Children's Rights Alliance helpline: 01 902 0494
Open Mondays 10am to 2pm, Wednesdays 2pm to 7pm and Friday 10am to 12 noon.

The National Parents Council Primary is the representative voice for parents of children in early years and primary school education. Helpline: 01 887 4477
Open Monday to Friday, 10am - 4pm

Inclusion Ireland – get support and information online at
Tel: 01 855 98 91

Barnardos Parent Supportline, open to all parents who need support at this time
Mon – Fri: 10am – 2pm
Tel: 1800 910 123

About the Children’s Rights Alliance
Founded in 1995, the Children’s Rights Alliance unites over 100 members working together to make Ireland one of the best places in the world to be a child.
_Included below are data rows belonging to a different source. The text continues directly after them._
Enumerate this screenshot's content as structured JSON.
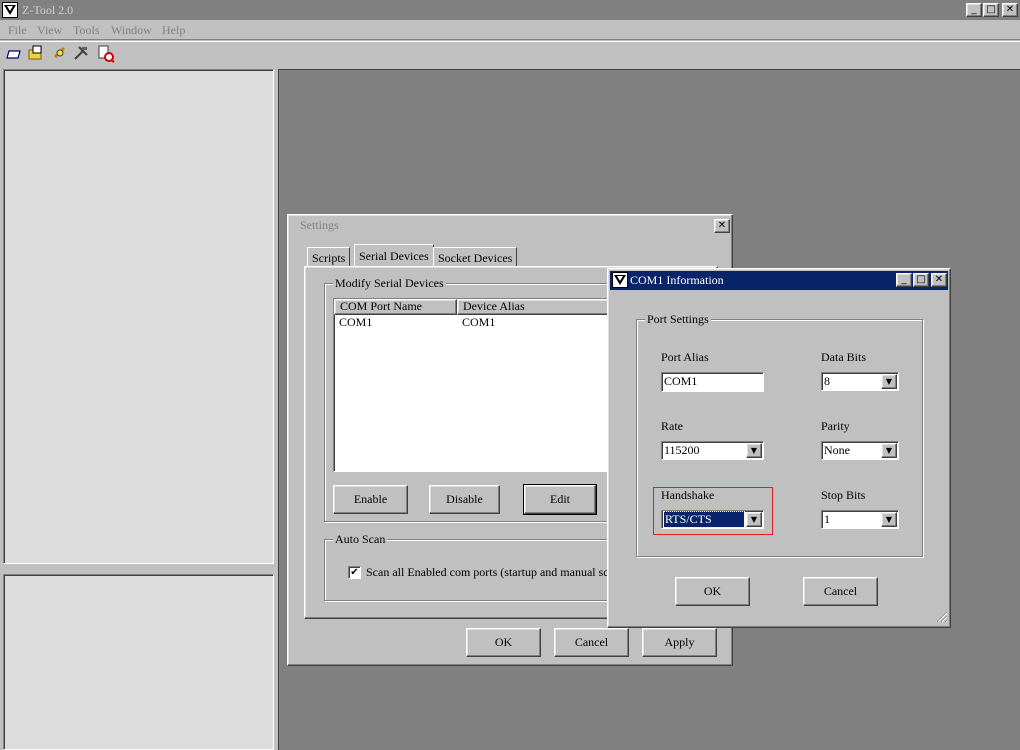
{
  "app": {
    "title": "Z-Tool 2.0",
    "menu": [
      "File",
      "View",
      "Tools",
      "Window",
      "Help"
    ],
    "toolbar_icons": [
      "new-window-icon",
      "open-folder-icon",
      "refresh-icon",
      "tools-icon",
      "search-device-icon"
    ]
  },
  "settings": {
    "title": "Settings",
    "tabs": [
      "Scripts",
      "Serial Devices",
      "Socket Devices"
    ],
    "modify_group": "Modify Serial Devices",
    "columns": [
      "COM Port Name",
      "Device Alias"
    ],
    "rows": [
      [
        "COM1",
        "COM1"
      ]
    ],
    "buttons": {
      "enable": "Enable",
      "disable": "Disable",
      "edit": "Edit"
    },
    "auto_scan_group": "Auto Scan",
    "auto_scan_checkbox": "Scan all Enabled com ports (startup and manual scan",
    "auto_scan_checked": true,
    "footer": {
      "ok": "OK",
      "cancel": "Cancel",
      "apply": "Apply"
    }
  },
  "com_dialog": {
    "title": "COM1 Information",
    "group": "Port Settings",
    "port_alias_label": "Port Alias",
    "port_alias_value": "COM1",
    "data_bits_label": "Data Bits",
    "data_bits_value": "8",
    "rate_label": "Rate",
    "rate_value": "115200",
    "parity_label": "Parity",
    "parity_value": "None",
    "handshake_label": "Handshake",
    "handshake_value": "RTS/CTS",
    "stop_bits_label": "Stop Bits",
    "stop_bits_value": "1",
    "ok": "OK",
    "cancel": "Cancel"
  },
  "colors": {
    "active_title": "#0a246a",
    "inactive_title": "#808080",
    "highlight": "#e02020",
    "mdi_background": "#808080"
  }
}
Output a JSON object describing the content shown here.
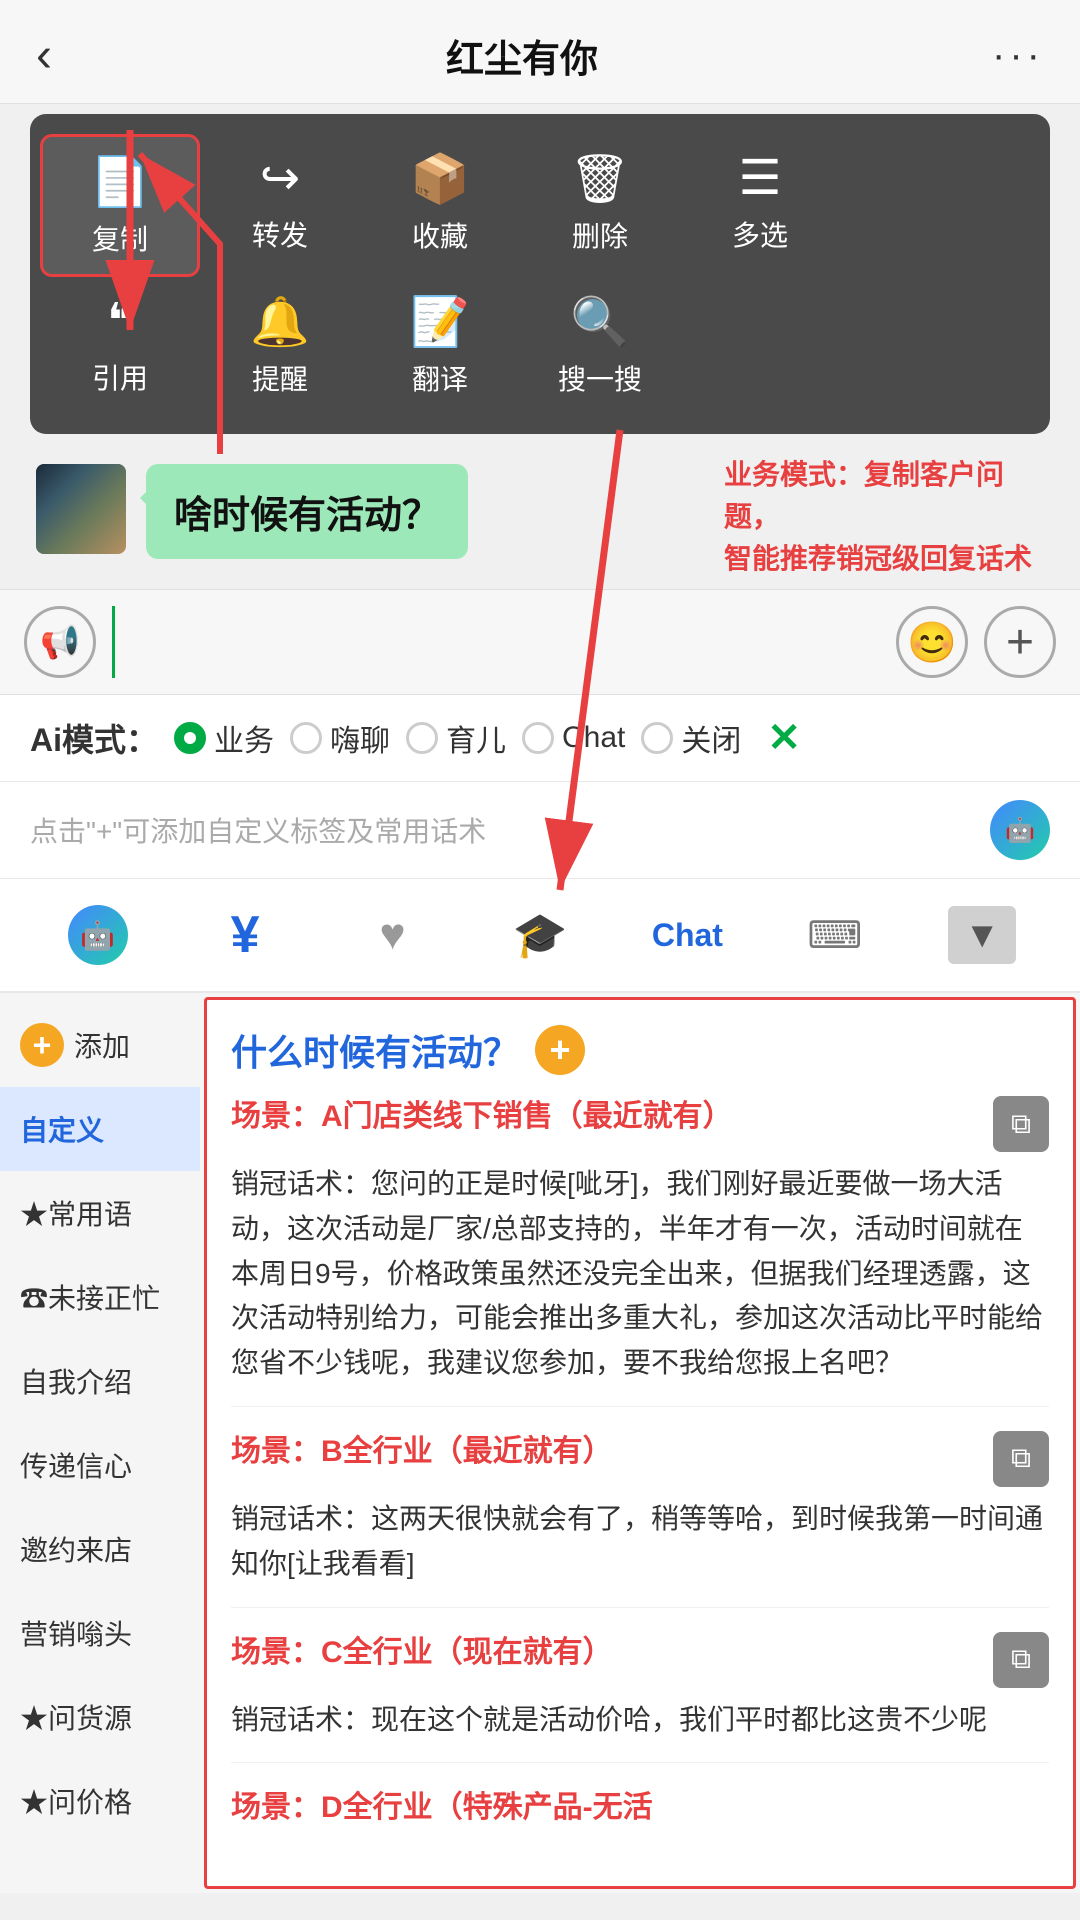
{
  "nav": {
    "back_icon": "‹",
    "title": "红尘有你",
    "more_icon": "···"
  },
  "context_menu": {
    "row1": [
      {
        "icon": "📄",
        "label": "复制",
        "highlighted": true
      },
      {
        "icon": "↪",
        "label": "转发",
        "highlighted": false
      },
      {
        "icon": "📦",
        "label": "收藏",
        "highlighted": false
      },
      {
        "icon": "🗑",
        "label": "删除",
        "highlighted": false
      },
      {
        "icon": "☰",
        "label": "多选",
        "highlighted": false
      }
    ],
    "row2": [
      {
        "icon": "❝",
        "label": "引用",
        "highlighted": false
      },
      {
        "icon": "🔔",
        "label": "提醒",
        "highlighted": false
      },
      {
        "icon": "📝",
        "label": "翻译",
        "highlighted": false
      },
      {
        "icon": "🔍",
        "label": "搜一搜",
        "highlighted": false
      }
    ]
  },
  "chat": {
    "bubble_text": "啥时候有活动？",
    "annotation": "业务模式：复制客户问题，\n智能推荐销冠级回复话术"
  },
  "input": {
    "placeholder": "",
    "voice_icon": "🎙",
    "emoji_icon": "😊",
    "add_icon": "+"
  },
  "ai_modes": {
    "label": "Ai模式：",
    "options": [
      {
        "label": "业务",
        "active": true
      },
      {
        "label": "嗨聊",
        "active": false
      },
      {
        "label": "育儿",
        "active": false
      },
      {
        "label": "Chat",
        "active": false
      },
      {
        "label": "关闭",
        "active": false
      }
    ],
    "close_icon": "✕"
  },
  "hint": {
    "text": "点击\"+\"可添加自定义标签及常用话术"
  },
  "tools": [
    {
      "icon": "🤖",
      "type": "chat",
      "active": false
    },
    {
      "icon": "¥",
      "type": "blue",
      "active": false
    },
    {
      "icon": "♥",
      "type": "gray",
      "active": false
    },
    {
      "icon": "🎓",
      "type": "gray",
      "active": false
    },
    {
      "icon": "Chat",
      "type": "text-blue",
      "active": false
    },
    {
      "icon": "⌨",
      "type": "gray",
      "active": false
    },
    {
      "icon": "▼",
      "type": "dropdown",
      "active": false
    }
  ],
  "sidebar": {
    "add_label": "添加",
    "items": [
      {
        "label": "自定义",
        "active": true
      },
      {
        "label": "★常用语",
        "active": false
      },
      {
        "label": "☎未接正忙",
        "active": false
      },
      {
        "label": "自我介绍",
        "active": false
      },
      {
        "label": "传递信心",
        "active": false
      },
      {
        "label": "邀约来店",
        "active": false
      },
      {
        "label": "营销嗡头",
        "active": false
      },
      {
        "label": "★问货源",
        "active": false
      },
      {
        "label": "★问价格",
        "active": false
      }
    ]
  },
  "right_panel": {
    "question": "什么时候有活动？",
    "scenes": [
      {
        "scene_label": "场景：A门店类线下销售（最近就有）",
        "script": "销冠话术：您问的正是时候[呲牙]，我们刚好最近要做一场大活动，这次活动是厂家/总部支持的，半年才有一次，活动时间就在本周日9号，价格政策虽然还没完全出来，但据我们经理透露，这次活动特别给力，可能会推出多重大礼，参加这次活动比平时能给您省不少钱呢，我建议您参加，要不我给您报上名吧？"
      },
      {
        "scene_label": "场景：B全行业（最近就有）",
        "script": "销冠话术：这两天很快就会有了，稍等等哈，到时候我第一时间通知你[让我看看]"
      },
      {
        "scene_label": "场景：C全行业（现在就有）",
        "script": "销冠话术：现在这个就是活动价哈，我们平时都比这贵不少呢"
      },
      {
        "scene_label": "场景：D全行业（特殊产品-无活",
        "script": ""
      }
    ]
  }
}
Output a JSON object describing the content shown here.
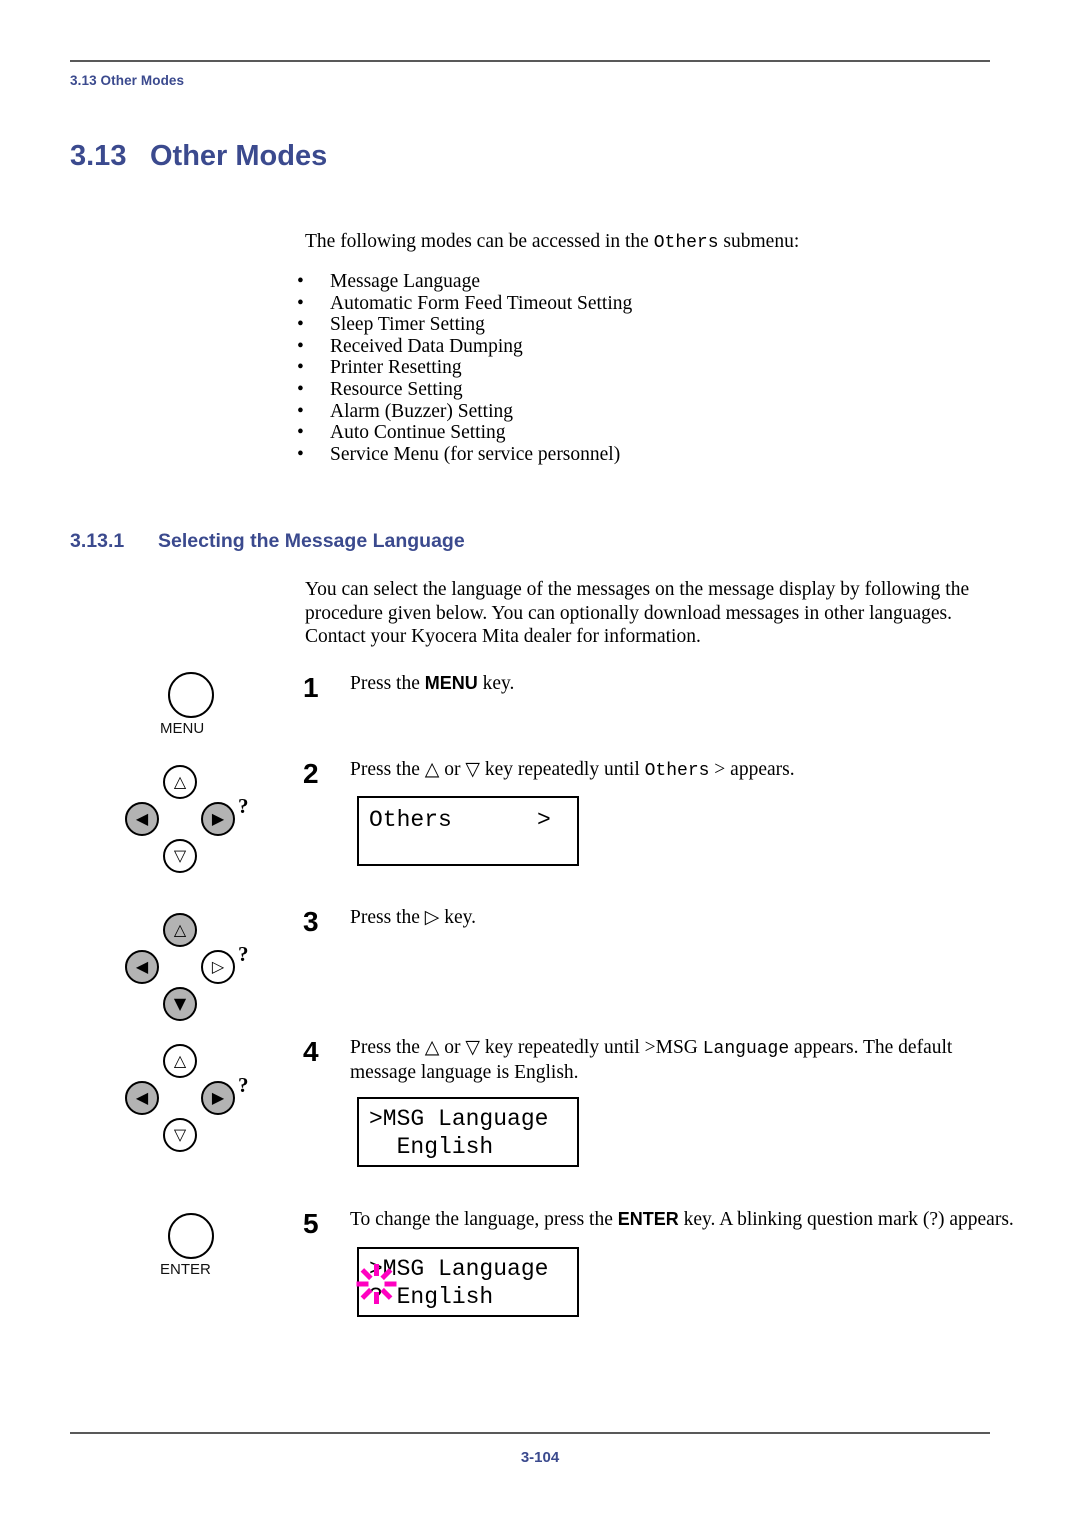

Further information is available at: or on Twitter @ChildRightsIRL.